No public employee or member of the public shall smoke any tobacco product inside a public building, or in an outdoor area within 20 feet of a main exit, entrance, or operable window of a public building, or in a passenger vehicle, as defined by Section 465 of the Vehicle Code, owned by the state.
Many state and local laws prohibit smoking in workplaces and public spaces, and restrict or prohibit it in multiunit residential properties.
If your condo neighbor smokes, there are some steps you can take to avoid secondhand smoke seeping into your living space: Typically, marijuana, cigarette smoke, vaping any other kind too transferred from one unit to another through air vents, pipes, gaps in insulation, electrical outlets, ceiling fixtures, windows, and doors.
Your homeowner association has the legal ability to prohibit smoking in indoor and outdoor common areas of the condo complex and to restrict smoking in individual units.

Controlling secondhand smoke in the common area is supported by the typical nuisance provisions found in most CC&Rs. Secondhand smoke, whether cigarette, cigar, marijuana or otherwise, that drifts into other units, balconies, or common areas can be restricted by the association. Members have a right to the quiet enjoyment of their own units and don’t have to endure secondhand smoke of any kind wafting into their units; few people would question the validity of CC&R provisions that prohibit secondhand smoke.

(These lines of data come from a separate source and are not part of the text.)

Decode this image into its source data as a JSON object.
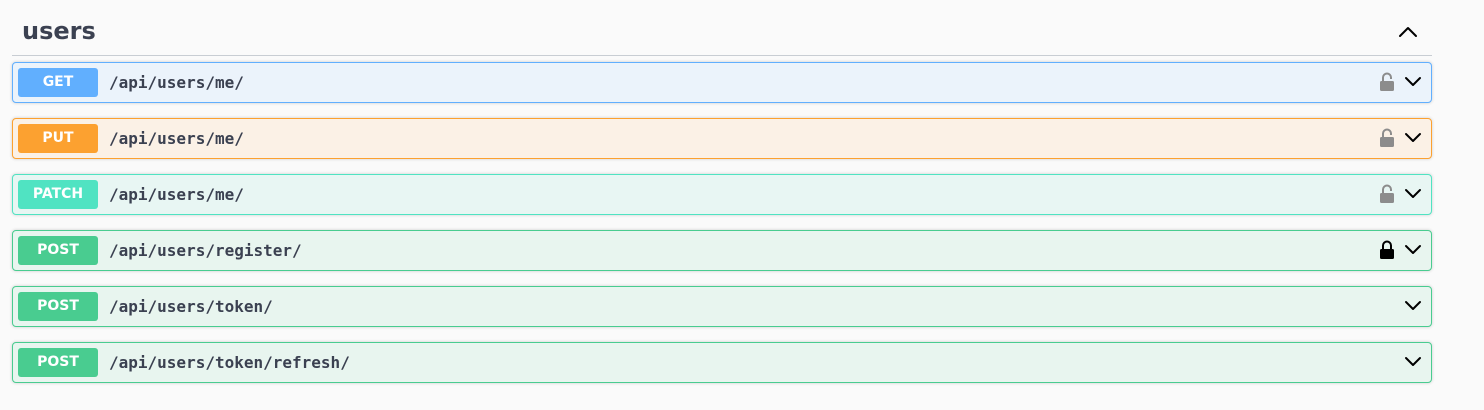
{
  "section": {
    "title": "users"
  },
  "operations": [
    {
      "method": "GET",
      "path": "/api/users/me/",
      "lock": "unlocked"
    },
    {
      "method": "PUT",
      "path": "/api/users/me/",
      "lock": "unlocked"
    },
    {
      "method": "PATCH",
      "path": "/api/users/me/",
      "lock": "unlocked"
    },
    {
      "method": "POST",
      "path": "/api/users/register/",
      "lock": "locked"
    },
    {
      "method": "POST",
      "path": "/api/users/token/",
      "lock": "none"
    },
    {
      "method": "POST",
      "path": "/api/users/token/refresh/",
      "lock": "none"
    }
  ],
  "colors": {
    "get": "#61affe",
    "put": "#fca130",
    "patch": "#50e3c2",
    "post": "#49cc90",
    "text": "#3b4151"
  },
  "icons": {
    "collapse": "chevron-up-icon",
    "expand": "chevron-down-icon",
    "unlocked": "unlocked-padlock-icon",
    "locked": "locked-padlock-icon"
  }
}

An association’s authority to regulate the use of medical marijuana inside units is less clear. Health & Safety Code 11362.79 implies that smoking medical marijuana in one’s residence is allowed. As long as the smoke does not create a nuisance and provided the person has been authorized to use medical marijuana, smoking it in a unit is probably allowed under California law. As a result, a board might have better success regulating marijuana use by focusing on the secondhand smoke or nuisance aspects.

According to the U.S. Department of Health and Human Services CDC,” Studies show that older children whose parents smoke get sick more often. Their lungs grow less than children who do not breathe secondhand smoke, and they get more bronchitis and pneumonia.

Marijuana is illegal under federal law.

If you are smoking pot in a place where cigarette smoking is also illegal, you can be fined up to $250.
Secondhand marijuana smoke contains tetrahydrocannabinol (THC), the chemical responsible for most of marijuana’s psychological effects, and many of the same toxic chemicals in smoked tobacco.

The U.S. Food and Drug Administration (FDA)External has not recognized or approved the marijuana plant as medicine.

Because marijuana is often smoked, it can damage your lungs and cardiovascular system (e.g., heart and blood vessels). These and other damaging effects on the brain and body could make marijuana more harmful than helpful as medicine. Another problem with marijuana as a medicine is that the ingredients aren’t exactly the same from plant to plant. There’s no way to know what kind and how much of a chemical you’re getting.
Wheezing and coughing are more common in children who breathe secondhand smoke.
Secondhand smoke can trigger an asthma attack in a child. Children with asthma who are around secondhand smoke have more severe and frequent asthma attacks.”